I think one thing that might in fact indicate date is the emphasis on ENGLISH teaching rather than....than what? Latin? That would be the most natural assumption, and I know that was something of an issue for the Normans who looked askance at church things being done in the vernacular and not Latin, though in other ways they seem to have tried to learn English. That emphasis on English vs. Latin as a vehicle for Christian education might indicate the post-Conquest date.

Jonathan Jarrett has posted some probing questions, I'll answer those and any others that come in a further post and perhaps get around to posting some bibliography.



Brandon H. said...

Oops--my bad on the bishops and saints (forgetting my monks and abbots).

You discuss those names that are and aren't mentioned with interesting notions that could no doubt be probed there. I'm especially interested in the fact that the poet doesn't mention the name Wulfstan--either the Archbishop of York or the Saint. As you write, "the majority come from two periods: they are either mentioned in Bede or come from the Benedictine Reform movement of the 10th and early 11th centuries"--and Wulfstan, Archbishop of York was esp. a product of the Benedictine Reform and vernacular education through preaching, law, and his Institutes. Furthermore, St. Wulfstan was quite a social reformer in his own right, bridging pre- and post-Norman Conquest. Could the lack of either name contribute to a theory of the poem's date before the prominence of these figures--as pre-Conquest, even pointing to a date in the first decade of the 11th century (before Wulfstan became so prominent in legal work and before he composed his Institutes)?

Anonymous said...

I like theory (iv). Anything that makes the gaps easier to jump sounds good to me, really.

Prof. de Breeze said...

Very interesting stuff, Larry. I'm still not sure I buy the pre-Conquest date, however. Most basically, it just feels like a post-Conquest piece lamenting the displacement of the English people and language as a result of Norman incursions. Also, Brehe's 1990 article "Reassembling the First Worcester Fragment" makes a compelling argument that the poem displays late-12th century versification (which also helps to explain the list of bishops in lines 11-15).

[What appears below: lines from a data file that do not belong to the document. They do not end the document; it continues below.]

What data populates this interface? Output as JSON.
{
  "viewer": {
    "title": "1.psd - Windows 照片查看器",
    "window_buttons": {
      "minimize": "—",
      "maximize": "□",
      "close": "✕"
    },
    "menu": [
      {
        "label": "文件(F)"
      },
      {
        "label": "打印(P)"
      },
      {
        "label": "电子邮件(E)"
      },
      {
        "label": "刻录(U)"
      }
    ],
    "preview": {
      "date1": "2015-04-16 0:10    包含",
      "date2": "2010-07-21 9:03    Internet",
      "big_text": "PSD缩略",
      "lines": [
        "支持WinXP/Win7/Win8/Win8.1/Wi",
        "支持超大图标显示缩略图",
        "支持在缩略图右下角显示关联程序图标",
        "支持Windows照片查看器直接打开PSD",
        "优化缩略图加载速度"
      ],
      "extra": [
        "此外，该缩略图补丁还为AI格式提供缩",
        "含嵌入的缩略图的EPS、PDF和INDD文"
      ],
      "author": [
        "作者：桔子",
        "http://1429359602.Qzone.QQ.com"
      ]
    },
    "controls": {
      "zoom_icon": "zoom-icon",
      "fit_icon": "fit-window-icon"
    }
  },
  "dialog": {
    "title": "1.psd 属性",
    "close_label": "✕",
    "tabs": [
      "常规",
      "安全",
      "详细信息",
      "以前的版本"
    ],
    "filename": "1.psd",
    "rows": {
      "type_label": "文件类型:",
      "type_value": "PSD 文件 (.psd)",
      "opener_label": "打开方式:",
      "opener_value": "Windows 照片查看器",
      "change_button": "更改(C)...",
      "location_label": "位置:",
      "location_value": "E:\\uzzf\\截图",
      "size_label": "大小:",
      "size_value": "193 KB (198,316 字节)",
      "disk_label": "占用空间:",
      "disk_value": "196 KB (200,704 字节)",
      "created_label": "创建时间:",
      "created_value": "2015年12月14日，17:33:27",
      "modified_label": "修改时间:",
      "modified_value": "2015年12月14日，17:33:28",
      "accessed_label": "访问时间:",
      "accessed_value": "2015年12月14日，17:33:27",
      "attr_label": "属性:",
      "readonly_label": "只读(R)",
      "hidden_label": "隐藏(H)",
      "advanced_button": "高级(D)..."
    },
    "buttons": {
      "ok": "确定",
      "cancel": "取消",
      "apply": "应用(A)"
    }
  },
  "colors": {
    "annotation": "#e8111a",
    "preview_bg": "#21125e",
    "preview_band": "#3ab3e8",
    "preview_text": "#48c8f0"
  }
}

As a side note, I think it's dangerous to base any arguments on what is not included in any text, especially one in verse. I have to admit that the absence of the two Wulfstans here bothers me, as does the fact that Aelfric is commemorated only as the author of Biblical translations (i.e., not as the author of the Catholic Homilies or Lives of Saints, or even as a preacher. But my problem with these exclusions is likely to be just that: my problem. In other words, it's based on my modern understanding of what was important to people a thousand years ago. We simply don't know enough about the period to understand why an author writing in the eleventh or twelfth century would have included some items and left out others. Maybe for metrical reasons. Maybe for political reasons. Maybe for geographical reasons or thematic reasons or personal reasons. Who knows? We have to deal with what the text contains, not what we think the text should contain.

This is great fun, by the way. Keep it up!